"These flavored whiskeys have become a whole new market, helping to drive growth in the industry," Arnett said. "Our Tennessee Honey brand is only in 20 percent of markets where our Black Label is, but it's growing very well. We've introduced our new Tennessee Fire cinnamon whiskey in three states — Tennessee, Oregon and Pennsylvania — and it's doing very well so far."
Lincoln County distiller Phil Prichard, whose products include rum and whiskey, said the impending whiskey shortage will help his sales in two ways.
"People will buy my whiskey, of course, but when there's a shortage of whiskey, they'll be turning to rum," he said. "The demand for whiskey is huge right now, and for those of us in the rum business, we think that's absolutely marvelous. If I were only in the whiskey business, I might be crying in my glass right now.
"The big guys have a certain amount of reserves," said Prichard, who just opened his newest distillery at the Fontanel Mansion in Whites Creek. "But people like me can't keep up with the demand. We're trying to meter our Tennessee whiskey so we don't have to allocate it."
The Corsair Artisan Distillery, one of Nashville's first craft whiskey operations, is ramping up to meet the challenge, said owner-distiller Darek Bell.

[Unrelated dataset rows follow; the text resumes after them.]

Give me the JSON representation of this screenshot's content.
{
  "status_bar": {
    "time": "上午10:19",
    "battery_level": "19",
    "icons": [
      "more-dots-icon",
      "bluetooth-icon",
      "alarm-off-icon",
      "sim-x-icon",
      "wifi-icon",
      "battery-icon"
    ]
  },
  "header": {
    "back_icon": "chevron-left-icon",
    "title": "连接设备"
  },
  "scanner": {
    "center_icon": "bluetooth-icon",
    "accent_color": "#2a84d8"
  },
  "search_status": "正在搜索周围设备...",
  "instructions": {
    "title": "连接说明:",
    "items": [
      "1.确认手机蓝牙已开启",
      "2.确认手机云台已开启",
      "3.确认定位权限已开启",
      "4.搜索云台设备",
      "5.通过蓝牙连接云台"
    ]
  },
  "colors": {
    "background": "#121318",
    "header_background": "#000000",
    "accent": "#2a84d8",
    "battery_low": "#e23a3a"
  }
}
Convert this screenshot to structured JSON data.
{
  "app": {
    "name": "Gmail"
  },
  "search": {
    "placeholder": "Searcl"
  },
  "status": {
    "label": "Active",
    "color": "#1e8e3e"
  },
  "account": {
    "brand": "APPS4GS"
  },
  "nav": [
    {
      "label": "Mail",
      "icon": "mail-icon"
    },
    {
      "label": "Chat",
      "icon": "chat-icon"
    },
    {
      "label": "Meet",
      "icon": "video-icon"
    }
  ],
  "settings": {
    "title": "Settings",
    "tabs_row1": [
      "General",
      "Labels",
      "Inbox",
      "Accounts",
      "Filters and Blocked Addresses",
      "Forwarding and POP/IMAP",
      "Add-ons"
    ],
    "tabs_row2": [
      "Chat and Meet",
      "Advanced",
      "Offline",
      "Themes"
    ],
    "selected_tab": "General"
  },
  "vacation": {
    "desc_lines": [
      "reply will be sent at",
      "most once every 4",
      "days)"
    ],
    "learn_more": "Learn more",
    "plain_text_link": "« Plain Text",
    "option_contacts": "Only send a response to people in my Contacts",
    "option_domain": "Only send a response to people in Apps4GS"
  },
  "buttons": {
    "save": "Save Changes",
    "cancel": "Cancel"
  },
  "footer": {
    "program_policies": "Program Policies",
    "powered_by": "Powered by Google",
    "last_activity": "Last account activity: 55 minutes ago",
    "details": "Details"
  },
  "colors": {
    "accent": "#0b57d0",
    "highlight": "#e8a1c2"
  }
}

"We're investing a lot into expansion to build up more stocks," he said. "We've already gotten into 25 states and eight foreign countries, but we couldn't get into any more because demand from those markets keeps us from expanding. It's a great problem to have, but I don't want people to get angry and go off to another category like rum or something else."
Making more whiskey does take time, though, even for the little guys, Bell said.
"We could buy the biggest still in the world and the market isn't going to see any impact for a while," he said.